All entries are to be quoted exactly; the images stay out of the copy.

[Data about app and page elements]
Segment Open
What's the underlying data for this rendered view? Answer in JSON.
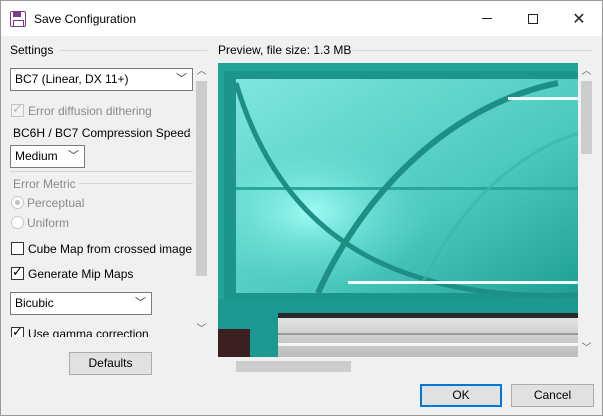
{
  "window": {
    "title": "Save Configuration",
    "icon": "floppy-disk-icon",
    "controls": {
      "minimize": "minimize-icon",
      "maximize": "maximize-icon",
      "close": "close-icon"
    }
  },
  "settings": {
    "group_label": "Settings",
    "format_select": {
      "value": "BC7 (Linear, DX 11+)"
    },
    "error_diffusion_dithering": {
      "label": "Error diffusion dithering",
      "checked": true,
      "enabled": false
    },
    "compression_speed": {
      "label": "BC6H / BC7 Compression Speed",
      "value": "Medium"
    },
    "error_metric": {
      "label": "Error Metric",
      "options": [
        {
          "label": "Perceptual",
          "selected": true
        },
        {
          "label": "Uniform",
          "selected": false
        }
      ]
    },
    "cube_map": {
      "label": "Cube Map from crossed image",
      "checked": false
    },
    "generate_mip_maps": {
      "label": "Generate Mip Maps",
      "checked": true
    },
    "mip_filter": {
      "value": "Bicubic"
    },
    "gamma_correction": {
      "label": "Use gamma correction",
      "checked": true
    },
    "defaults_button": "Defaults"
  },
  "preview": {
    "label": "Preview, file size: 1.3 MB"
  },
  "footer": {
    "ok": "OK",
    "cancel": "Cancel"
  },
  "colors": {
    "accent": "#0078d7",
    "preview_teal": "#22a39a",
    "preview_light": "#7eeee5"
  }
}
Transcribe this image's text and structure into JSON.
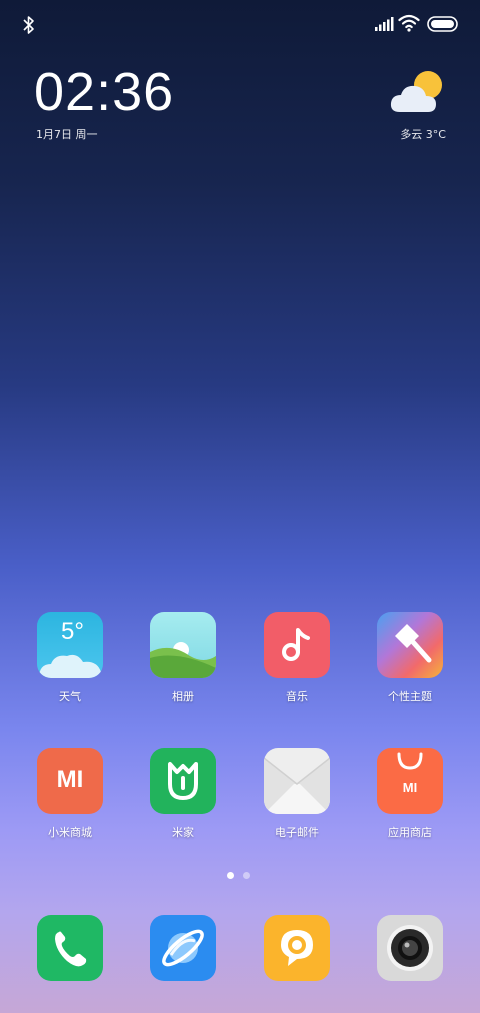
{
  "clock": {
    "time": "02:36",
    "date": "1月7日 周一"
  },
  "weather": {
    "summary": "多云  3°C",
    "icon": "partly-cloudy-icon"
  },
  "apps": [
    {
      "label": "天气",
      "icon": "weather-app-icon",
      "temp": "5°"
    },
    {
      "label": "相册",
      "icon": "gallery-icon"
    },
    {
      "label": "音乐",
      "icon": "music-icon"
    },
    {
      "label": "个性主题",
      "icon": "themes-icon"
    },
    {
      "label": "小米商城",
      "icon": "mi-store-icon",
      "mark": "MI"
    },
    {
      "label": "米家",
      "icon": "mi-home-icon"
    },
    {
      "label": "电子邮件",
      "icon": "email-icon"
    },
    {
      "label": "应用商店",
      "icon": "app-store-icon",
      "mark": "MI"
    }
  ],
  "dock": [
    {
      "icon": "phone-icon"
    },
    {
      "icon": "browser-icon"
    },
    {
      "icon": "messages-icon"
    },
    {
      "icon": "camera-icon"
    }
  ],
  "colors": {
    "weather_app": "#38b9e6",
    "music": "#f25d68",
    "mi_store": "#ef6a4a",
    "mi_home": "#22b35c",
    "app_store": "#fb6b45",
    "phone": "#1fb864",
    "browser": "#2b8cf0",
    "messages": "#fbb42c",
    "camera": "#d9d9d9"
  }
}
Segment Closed
> WRITTEN RESPONSE
What's the underlying data for this rendered view? Answer in JSON.
{
  "window": {
    "title": "Save Configuration",
    "icon": "floppy-disk-icon",
    "controls": {
      "minimize": "minimize-icon",
      "maximize": "maximize-icon",
      "close": "close-icon"
    }
  },
  "settings": {
    "group_label": "Settings",
    "format_select": {
      "value": "BC7 (Linear, DX 11+)"
    },
    "error_diffusion_dithering": {
      "label": "Error diffusion dithering",
      "checked": true,
      "enabled": false
    },
    "compression_speed": {
      "label": "BC6H / BC7 Compression Speed",
      "value": "Medium"
    },
    "error_metric": {
      "label": "Error Metric",
      "options": [
        {
          "label": "Perceptual",
          "selected": true
        },
        {
          "label": "Uniform",
          "selected": false
        }
      ]
    },
    "cube_map": {
      "label": "Cube Map from crossed image",
      "checked": false
    },
    "generate_mip_maps": {
      "label": "Generate Mip Maps",
      "checked": true
    },
    "mip_filter": {
      "value": "Bicubic"
    },
    "gamma_correction": {
      "label": "Use gamma correction",
      "checked": true
    },
    "defaults_button": "Defaults"
  },
  "preview": {
    "label": "Preview, file size: 1.3 MB"
  },
  "footer": {
    "ok": "OK",
    "cancel": "Cancel"
  },
  "colors": {
    "accent": "#0078d7",
    "preview_teal": "#22a39a",
    "preview_light": "#7eeee5"
  }
}
Transcribe this image's text and structure into JSON.
{
  "clock": {
    "time": "02:36",
    "date": "1月7日 周一"
  },
  "weather": {
    "summary": "多云  3°C",
    "icon": "partly-cloudy-icon"
  },
  "apps": [
    {
      "label": "天气",
      "icon": "weather-app-icon",
      "temp": "5°"
    },
    {
      "label": "相册",
      "icon": "gallery-icon"
    },
    {
      "label": "音乐",
      "icon": "music-icon"
    },
    {
      "label": "个性主题",
      "icon": "themes-icon"
    },
    {
      "label": "小米商城",
      "icon": "mi-store-icon",
      "mark": "MI"
    },
    {
      "label": "米家",
      "icon": "mi-home-icon"
    },
    {
      "label": "电子邮件",
      "icon": "email-icon"
    },
    {
      "label": "应用商店",
      "icon": "app-store-icon",
      "mark": "MI"
    }
  ],
  "dock": [
    {
      "icon": "phone-icon"
    },
    {
      "icon": "browser-icon"
    },
    {
      "icon": "messages-icon"
    },
    {
      "icon": "camera-icon"
    }
  ],
  "colors": {
    "weather_app": "#38b9e6",
    "music": "#f25d68",
    "mi_store": "#ef6a4a",
    "mi_home": "#22b35c",
    "app_store": "#fb6b45",
    "phone": "#1fb864",
    "browser": "#2b8cf0",
    "messages": "#fbb42c",
    "camera": "#d9d9d9"
  }
}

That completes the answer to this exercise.